How To Ignore SEO Updates Without Ruining Your Business
ORLANDO, FLORIDA-How many times has the proverbial “the sky is falling” warning been sounded when it comes to search engine optimization? I lost count a few thousand ago.
While there are certainly big upheavals occasionally when Google pushes out an update like Panda and Penguin that targets spammy SEO techniques, the majority of the changes are inconsequential to the day-to-day business you’re pouring yourself into. In fact, if you want to remove yourself from the deluge of SEO information, there is a way to completely ignore updates without sacrificing any of the benefits it offers: outsource.
Master Google is a huge advocate of people who want to do their own SEO or don’t have the budget to outsource-just look at the resources, how to’s and helpful posts about SEO for beginners on our blog-but sometimes you need to delegate to be able to focus on other aspects of your business.
The true benefit of outsourced SEO service is that you don’t have to know every single who, what, when, where, why and how. No more SEO keyword lists or angst over the latest Google website ranking reports. You can leave the endless analysis of SEO trends and minutiae to the tech geeks and subject matter experts. They can read all the updates, rant and rave about the tyranny and capriciousness of Google, figure out what it actually means, and translate it for you.
With SEO professionals taking care of you and your website, you only have to be told the what, and then sign off on it. Find yourself an SEO company that you can trust, hammer out a plan that everyone can live with, set up routine assessments of progress, and go back to business as usual. You’ll get an email or phone call saying, “A situation has come up, this is what happened, xyz we should fix it, do you approve?”

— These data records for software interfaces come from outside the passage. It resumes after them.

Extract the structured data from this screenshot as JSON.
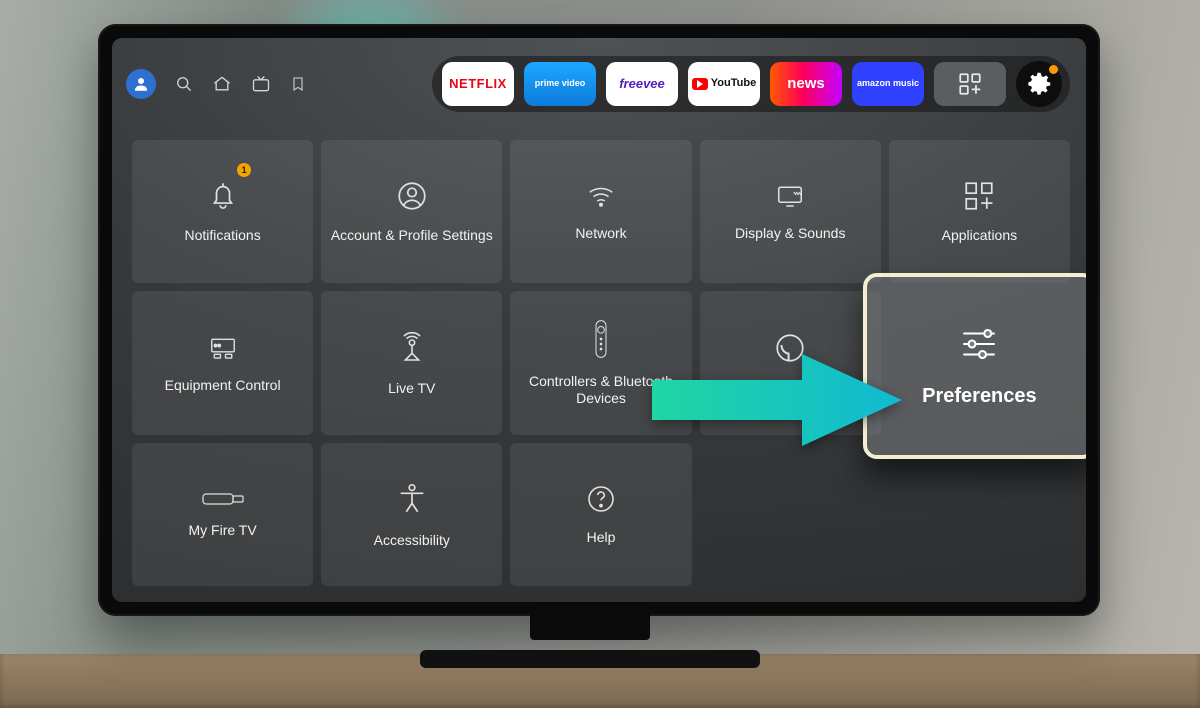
{
  "platform": "Fire TV",
  "screen_title": "Settings",
  "nav": {
    "profile_icon": "profile-icon",
    "icons": [
      "search-icon",
      "home-icon",
      "live-tv-icon",
      "bookmark-icon"
    ]
  },
  "app_strip": [
    {
      "id": "netflix",
      "label": "NETFLIX"
    },
    {
      "id": "prime-video",
      "label": "prime video"
    },
    {
      "id": "freevee",
      "label": "freevee"
    },
    {
      "id": "youtube",
      "label": "YouTube"
    },
    {
      "id": "news",
      "label": "news"
    },
    {
      "id": "amazon-music",
      "label": "amazon music"
    },
    {
      "id": "apps-grid",
      "label": ""
    }
  ],
  "settings_active_indicator": true,
  "tiles": {
    "notifications": {
      "label": "Notifications",
      "badge": "1"
    },
    "account": {
      "label": "Account & Profile Settings"
    },
    "network": {
      "label": "Network"
    },
    "display": {
      "label": "Display & Sounds"
    },
    "applications": {
      "label": "Applications"
    },
    "equipment": {
      "label": "Equipment Control"
    },
    "livetv": {
      "label": "Live TV"
    },
    "controllers": {
      "label": "Controllers & Bluetooth Devices"
    },
    "alexa": {
      "label": "Alexa"
    },
    "preferences": {
      "label": "Preferences",
      "selected": true
    },
    "myfiretv": {
      "label": "My Fire TV"
    },
    "accessibility": {
      "label": "Accessibility"
    },
    "help": {
      "label": "Help"
    }
  },
  "annotation": {
    "arrow_points_to": "preferences",
    "arrow_color_start": "#1fd6a3",
    "arrow_color_end": "#16b7cf"
  }
}
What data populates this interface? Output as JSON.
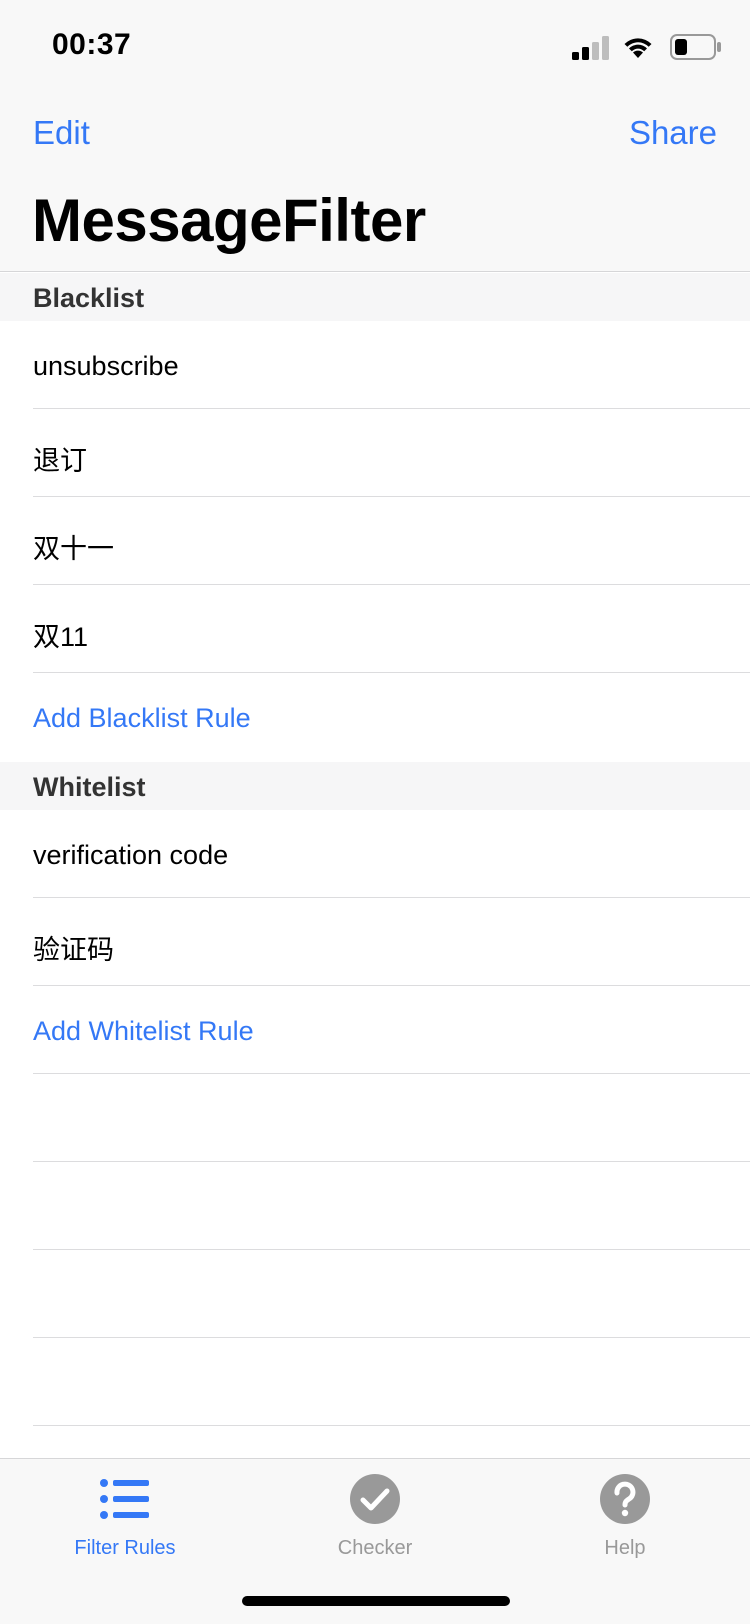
{
  "status_bar": {
    "time": "00:37"
  },
  "nav": {
    "edit_label": "Edit",
    "share_label": "Share",
    "title": "MessageFilter"
  },
  "blacklist": {
    "header": "Blacklist",
    "rules": [
      "unsubscribe",
      "退订",
      "双十一",
      "双11"
    ],
    "add_label": "Add Blacklist Rule"
  },
  "whitelist": {
    "header": "Whitelist",
    "rules": [
      "verification code",
      "验证码"
    ],
    "add_label": "Add Whitelist Rule"
  },
  "tabbar": {
    "tabs": [
      {
        "label": "Filter Rules",
        "icon": "list-icon",
        "active": true
      },
      {
        "label": "Checker",
        "icon": "checkmark-circle-icon",
        "active": false
      },
      {
        "label": "Help",
        "icon": "question-circle-icon",
        "active": false
      }
    ]
  },
  "colors": {
    "accent": "#3478f6",
    "inactive_tab": "#999999"
  }
}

I’m not part of the logistics end of SEO. My specialty is writing and helping develop content for our clients, not coding, researching the best keywords or strategizing about how to get an edge on the competition. Whatever small amount of knowledge I have about the technical side of SEO is gleaned from the hours and hours and hours I’ve spent reading articles and columns from founders of the industry. Plus the questions I’m able to sneak in when interacting with the real SEO experts within our company. Even with all the time I have invested in research and my access to experts, sometimes I get three quarters of the way into an article on a technical topic and realize I’ve completely misunderstood it.
SEO is riddled with jargon-pageviews, analytics, on-page optimization, backlinks, inbound links, metadata, headings-and a dictionary’s worth of acronyms like SERPs, SERs, SEM, SMM, SEO, SE, PR7, HTML, CSS, RSS and XML. Terminology is often used interchangeably, and some terms, such as SEO, could be referring to a person who does SEO, the industry as a whole, or a specific technique all within one sentence.
The details and approaches-organic SEO, white hat, black hat-that are endlessly rehashed in the court of public opinion on major sites are because of the passion and enthusiasm so many in the field have for the subject. But a lot of times the speculation ends up being all for naught or completely blown out of proportion.
The best SEO is not just the key to-sort of-unlocking the hallowed search engine algorithm and ranking higher on Google; it is an evolving science and an art, perhaps even a calling. Should you feel called, welcome to the insanity, but if you feel overwhelmed and “thank you very much but no,” don’t write it off. Just get a good SEO to be part of your team.